Researchers Jeffrey Hancock, a Stanford communications professor, and Dave Markowitz, assistant professor of communication at University of Oregon, analyzed over 3,000 messages sent by about 200 people on a variety of dating apps. They focused solely on the "discovery phase," meaning the time between when a match and when the two people actually meet in person.
Encouragingly, when researchers asked people how dishonest they'd been in each message, about 66 percent said they had been totally honest. And of those who had lied, only 7 percent of their messages contained untruths.
That means a full 93 percent of the messages were honest. So if we believe these participants, most people are telling the truth most of the time--even on dating apps.
But what about the times they aren't? According to the research, the vast majority of the actual lies told were "butler lies," a term Hanock coined in a previous research study. According to the researchers, the term refers to "false messages that help a person manage his or her social availability."
In other words, they're the white lies people tell to make their way into something ... or weasel their way out. "Sorry, can't chat, got to go to bed now. Night!" -- when really you're going to scan Instagram for another half an hour (for example).
Here are the four most common kinds of butler lies people tell on dating apps:
1. Self-presentation lies (i.e. to make yourself look better)
This could mean exaggerating the truth to make yourself look cooler, or pretending to share interests with the other person ("omg I love salsa dancing, too!").
In one case, the message was: "Haha all I want is to walk into a grocery store and buy the entire shelf of Bold Rock." This lie was explained by the researchers as "exaggerating the desire to buy an entire shelf of hard cider and making the self appear witty or interesting."
2. Getting out of meeting up

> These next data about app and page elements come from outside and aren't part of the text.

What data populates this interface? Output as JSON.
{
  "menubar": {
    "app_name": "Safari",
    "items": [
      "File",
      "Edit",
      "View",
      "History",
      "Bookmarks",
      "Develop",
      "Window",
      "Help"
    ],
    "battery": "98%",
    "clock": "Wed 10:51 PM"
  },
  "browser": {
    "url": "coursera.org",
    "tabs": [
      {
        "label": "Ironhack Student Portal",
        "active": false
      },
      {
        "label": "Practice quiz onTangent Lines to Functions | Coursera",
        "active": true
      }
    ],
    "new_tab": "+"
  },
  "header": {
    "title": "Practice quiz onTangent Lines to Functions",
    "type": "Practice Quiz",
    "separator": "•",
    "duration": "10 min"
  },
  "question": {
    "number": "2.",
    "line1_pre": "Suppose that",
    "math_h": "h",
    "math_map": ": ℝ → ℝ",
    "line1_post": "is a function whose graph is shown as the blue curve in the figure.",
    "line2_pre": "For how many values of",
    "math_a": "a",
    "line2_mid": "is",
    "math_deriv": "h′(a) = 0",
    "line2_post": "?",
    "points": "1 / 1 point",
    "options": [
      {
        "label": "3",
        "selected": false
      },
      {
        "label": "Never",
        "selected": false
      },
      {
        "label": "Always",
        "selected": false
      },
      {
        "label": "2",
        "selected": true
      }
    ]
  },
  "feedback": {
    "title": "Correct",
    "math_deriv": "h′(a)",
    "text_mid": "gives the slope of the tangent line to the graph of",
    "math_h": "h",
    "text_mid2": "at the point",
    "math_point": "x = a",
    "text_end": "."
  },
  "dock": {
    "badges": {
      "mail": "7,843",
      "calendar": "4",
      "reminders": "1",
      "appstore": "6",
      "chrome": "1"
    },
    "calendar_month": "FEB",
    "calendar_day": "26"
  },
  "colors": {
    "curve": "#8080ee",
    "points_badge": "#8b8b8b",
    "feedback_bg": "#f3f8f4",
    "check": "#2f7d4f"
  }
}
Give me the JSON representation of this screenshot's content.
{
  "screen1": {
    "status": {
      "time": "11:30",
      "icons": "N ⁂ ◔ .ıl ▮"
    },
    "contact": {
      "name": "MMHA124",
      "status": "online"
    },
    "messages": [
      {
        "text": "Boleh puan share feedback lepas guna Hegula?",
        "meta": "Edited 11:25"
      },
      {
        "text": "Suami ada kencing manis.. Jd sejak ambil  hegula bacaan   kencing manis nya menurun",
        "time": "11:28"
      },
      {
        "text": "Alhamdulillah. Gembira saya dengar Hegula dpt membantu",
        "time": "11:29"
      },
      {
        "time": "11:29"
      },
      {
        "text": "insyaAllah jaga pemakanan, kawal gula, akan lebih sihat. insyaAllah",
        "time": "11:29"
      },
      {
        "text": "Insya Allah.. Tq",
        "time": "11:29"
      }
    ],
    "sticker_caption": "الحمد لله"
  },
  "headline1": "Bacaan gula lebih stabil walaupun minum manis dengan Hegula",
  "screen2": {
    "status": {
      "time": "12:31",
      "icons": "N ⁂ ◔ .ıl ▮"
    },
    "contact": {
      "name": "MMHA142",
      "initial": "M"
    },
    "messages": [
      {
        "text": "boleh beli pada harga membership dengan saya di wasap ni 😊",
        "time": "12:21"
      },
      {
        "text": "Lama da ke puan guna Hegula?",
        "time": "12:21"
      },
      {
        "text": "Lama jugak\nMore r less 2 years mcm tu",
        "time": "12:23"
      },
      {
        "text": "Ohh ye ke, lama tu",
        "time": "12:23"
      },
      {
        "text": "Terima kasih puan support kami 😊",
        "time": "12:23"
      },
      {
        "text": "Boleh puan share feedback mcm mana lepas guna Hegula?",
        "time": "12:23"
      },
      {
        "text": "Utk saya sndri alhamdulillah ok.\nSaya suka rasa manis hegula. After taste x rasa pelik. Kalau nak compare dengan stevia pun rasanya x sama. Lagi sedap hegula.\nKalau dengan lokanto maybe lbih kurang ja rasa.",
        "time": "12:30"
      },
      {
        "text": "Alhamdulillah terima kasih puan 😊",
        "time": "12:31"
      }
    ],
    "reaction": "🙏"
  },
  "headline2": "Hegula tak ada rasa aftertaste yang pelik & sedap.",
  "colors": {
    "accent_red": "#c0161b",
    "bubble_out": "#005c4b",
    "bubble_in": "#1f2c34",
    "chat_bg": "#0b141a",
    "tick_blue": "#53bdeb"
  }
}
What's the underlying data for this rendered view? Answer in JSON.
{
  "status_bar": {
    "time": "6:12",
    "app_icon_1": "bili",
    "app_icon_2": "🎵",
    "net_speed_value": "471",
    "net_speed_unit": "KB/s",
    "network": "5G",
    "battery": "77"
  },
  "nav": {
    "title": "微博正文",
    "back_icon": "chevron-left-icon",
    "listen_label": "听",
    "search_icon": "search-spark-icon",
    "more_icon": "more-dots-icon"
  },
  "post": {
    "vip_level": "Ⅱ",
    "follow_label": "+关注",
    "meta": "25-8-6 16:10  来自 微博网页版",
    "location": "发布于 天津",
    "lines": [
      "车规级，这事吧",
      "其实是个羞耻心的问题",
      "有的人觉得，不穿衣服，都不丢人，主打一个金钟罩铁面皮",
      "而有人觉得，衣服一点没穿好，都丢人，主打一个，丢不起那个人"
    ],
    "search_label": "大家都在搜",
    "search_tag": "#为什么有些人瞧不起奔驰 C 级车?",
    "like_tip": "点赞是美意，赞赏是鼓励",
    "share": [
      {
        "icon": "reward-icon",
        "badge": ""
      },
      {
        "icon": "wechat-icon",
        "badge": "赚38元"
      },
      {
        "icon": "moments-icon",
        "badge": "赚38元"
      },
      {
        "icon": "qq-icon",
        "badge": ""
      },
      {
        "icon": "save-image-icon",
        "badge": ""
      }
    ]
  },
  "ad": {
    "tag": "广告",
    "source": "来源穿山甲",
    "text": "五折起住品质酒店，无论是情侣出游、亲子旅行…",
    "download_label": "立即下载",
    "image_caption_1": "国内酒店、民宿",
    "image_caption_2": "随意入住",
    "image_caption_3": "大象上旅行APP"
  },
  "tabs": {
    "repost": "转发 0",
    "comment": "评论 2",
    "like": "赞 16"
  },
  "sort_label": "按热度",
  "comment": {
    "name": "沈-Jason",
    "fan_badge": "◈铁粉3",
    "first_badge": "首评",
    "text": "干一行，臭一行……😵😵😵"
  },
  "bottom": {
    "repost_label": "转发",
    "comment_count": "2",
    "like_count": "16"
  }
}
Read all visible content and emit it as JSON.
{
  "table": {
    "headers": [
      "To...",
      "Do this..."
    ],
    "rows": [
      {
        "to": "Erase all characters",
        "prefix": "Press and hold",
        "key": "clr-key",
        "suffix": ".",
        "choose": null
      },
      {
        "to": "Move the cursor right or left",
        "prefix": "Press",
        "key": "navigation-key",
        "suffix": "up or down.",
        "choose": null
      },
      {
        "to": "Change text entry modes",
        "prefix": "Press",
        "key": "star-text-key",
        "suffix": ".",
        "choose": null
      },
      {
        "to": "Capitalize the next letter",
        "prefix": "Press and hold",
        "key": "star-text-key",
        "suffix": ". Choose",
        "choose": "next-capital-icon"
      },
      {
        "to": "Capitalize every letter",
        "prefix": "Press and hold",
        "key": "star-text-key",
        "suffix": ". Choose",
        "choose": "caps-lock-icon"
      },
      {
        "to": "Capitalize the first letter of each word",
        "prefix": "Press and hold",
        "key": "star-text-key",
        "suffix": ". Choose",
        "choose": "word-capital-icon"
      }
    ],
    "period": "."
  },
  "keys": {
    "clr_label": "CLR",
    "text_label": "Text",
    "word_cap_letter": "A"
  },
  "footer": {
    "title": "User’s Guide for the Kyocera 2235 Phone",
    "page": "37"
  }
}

Just under 30 percent of the falsehoods had to do with time. Scheduling conflicts, having had "such an exhausting day" or needing to wait to meet up "until work dies down" all reside in this category.
The fact is, meeting a new person is stressful. Even if you're excited about them, it's not a comforting activity--it spikes your adrenaline (not to mention the stress of actually making it out of the house fully dressed). So the lie becomes "Uhhhh, work meeting ran long, can't make it" instead of, "I'd honestly just rather stay in and watch Netflix than meet a new person tonight."
3. Lies about timing
If you have actually managed to decide on a time and place to meet, there's still the possibility of lying about when you'll actually arrive. You're guilty of this butler lie if you've ever sent the chirpy text, "I'm 10 minutes away!" when you're still in your bathrobe, deciding what to wear. This kind of fib obviously isn't limited to dating, and is quite common.
4. To avoid directly rejecting someone
This was often paired with the lie getting out of meeting up. It sounds like "Oh man, really wish I could go!" Participants were hoping to soften the blow of a brush-off, and to preserve the connection. In the words of the authors, the idea here is to "save face for both communicators."
For Markowitz, the biggest takeaway from the research isn't that most of us lie about the same things (although that does seem to be the case). Instead, he says, "It was encouraging to see this finding in a dating setting ... because it suggests that trust and honesty are still crucial social dynamics when people are communicating as strangers."
Trust and honesty are crucial in circumstances beyond just texting on Tinder. But it's nice to know that even in that environment, we all really do want to do right by one another.